Description of the task → Whichever lines of the entries hold the word "value" should be identified and copied.

Input →

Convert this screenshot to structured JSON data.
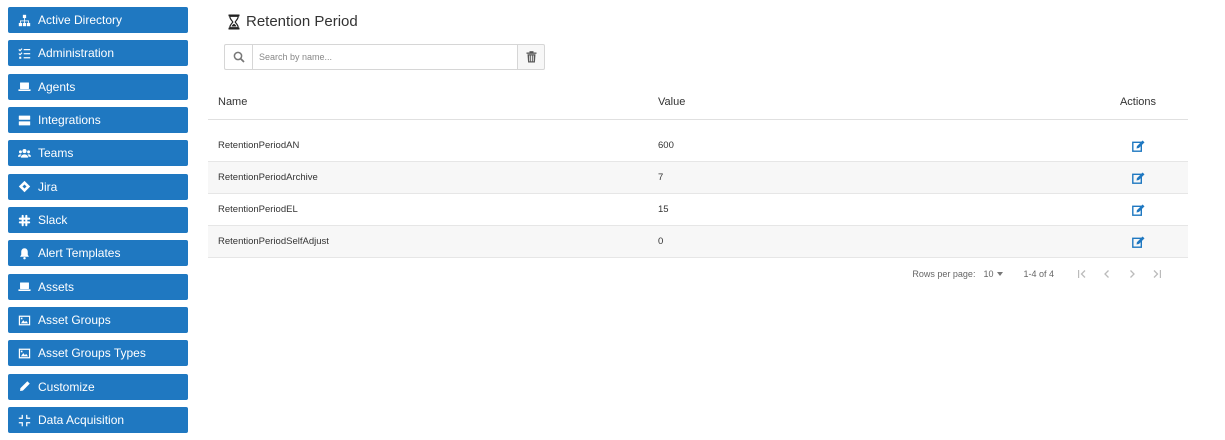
{
  "sidebar": {
    "items": [
      {
        "label": "Active Directory",
        "icon": "sitemap-icon"
      },
      {
        "label": "Administration",
        "icon": "list-check-icon"
      },
      {
        "label": "Agents",
        "icon": "laptop-icon"
      },
      {
        "label": "Integrations",
        "icon": "server-icon"
      },
      {
        "label": "Teams",
        "icon": "users-icon"
      },
      {
        "label": "Jira",
        "icon": "jira-icon"
      },
      {
        "label": "Slack",
        "icon": "slack-icon"
      },
      {
        "label": "Alert Templates",
        "icon": "bell-icon"
      },
      {
        "label": "Assets",
        "icon": "laptop-icon"
      },
      {
        "label": "Asset Groups",
        "icon": "image-icon"
      },
      {
        "label": "Asset Groups Types",
        "icon": "image-icon"
      },
      {
        "label": "Customize",
        "icon": "pencil-icon"
      },
      {
        "label": "Data Acquisition",
        "icon": "compress-icon"
      }
    ]
  },
  "page": {
    "title": "Retention Period",
    "title_icon": "hourglass-icon"
  },
  "search": {
    "placeholder": "Search by name...",
    "value": ""
  },
  "table": {
    "headers": {
      "name": "Name",
      "value": "Value",
      "actions": "Actions"
    },
    "rows": [
      {
        "name": "RetentionPeriodAN",
        "value": "600"
      },
      {
        "name": "RetentionPeriodArchive",
        "value": "7"
      },
      {
        "name": "RetentionPeriodEL",
        "value": "15"
      },
      {
        "name": "RetentionPeriodSelfAdjust",
        "value": "0"
      }
    ]
  },
  "pagination": {
    "rows_per_page_label": "Rows per page:",
    "rows_per_page": "10",
    "range": "1-4 of 4"
  },
  "colors": {
    "sidebar_bg": "#1f78c1",
    "edit_icon": "#1f78c1"
  }
}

Result →
    "value": ""
      "value": "Value",
        "value": "600"
        "value": "7"
        "value": "15"
        "value": "0"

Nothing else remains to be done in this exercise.